- MATERIAL PROVIDED -
Start of Block

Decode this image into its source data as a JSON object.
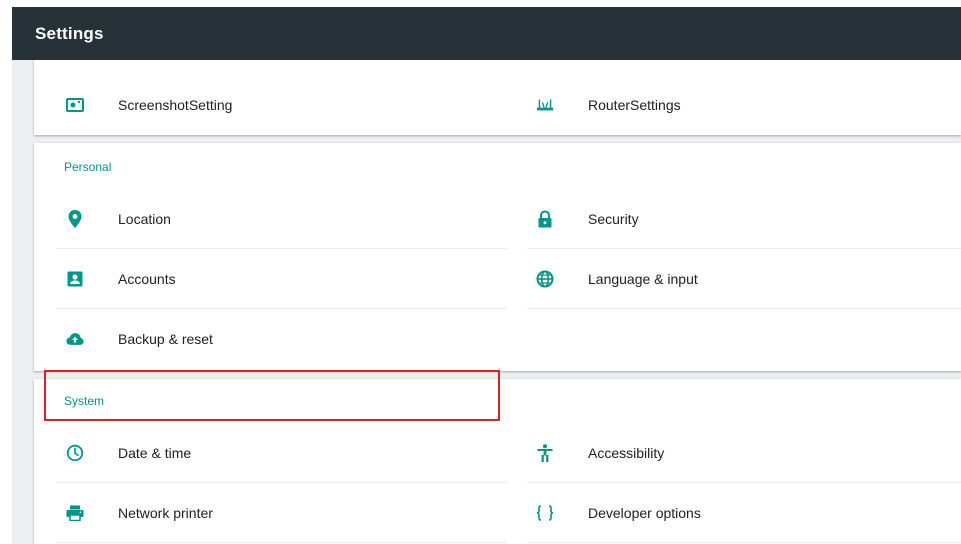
{
  "appbar": {
    "title": "Settings"
  },
  "top_items": [
    {
      "label": "ScreenshotSetting",
      "icon": "screenshot-icon"
    },
    {
      "label": "RouterSettings",
      "icon": "router-icon"
    }
  ],
  "personal": {
    "title": "Personal",
    "items": [
      {
        "label": "Location",
        "icon": "location-pin-icon"
      },
      {
        "label": "Security",
        "icon": "lock-icon"
      },
      {
        "label": "Accounts",
        "icon": "account-box-icon"
      },
      {
        "label": "Language & input",
        "icon": "globe-icon"
      },
      {
        "label": "Backup & reset",
        "icon": "cloud-upload-icon"
      }
    ]
  },
  "system": {
    "title": "System",
    "items": [
      {
        "label": "Date & time",
        "icon": "clock-icon",
        "highlighted": true
      },
      {
        "label": "Accessibility",
        "icon": "accessibility-icon"
      },
      {
        "label": "Network printer",
        "icon": "printer-icon"
      },
      {
        "label": "Developer options",
        "icon": "braces-icon"
      }
    ]
  },
  "colors": {
    "appbar": "#263238",
    "accent": "#009688",
    "background": "#eceff1",
    "highlight": "#e02020"
  }
}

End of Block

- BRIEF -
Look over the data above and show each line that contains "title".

- OUTPUT OF THE TASK -
    "title": "Settings"
    "title": "Personal",
    "title": "System",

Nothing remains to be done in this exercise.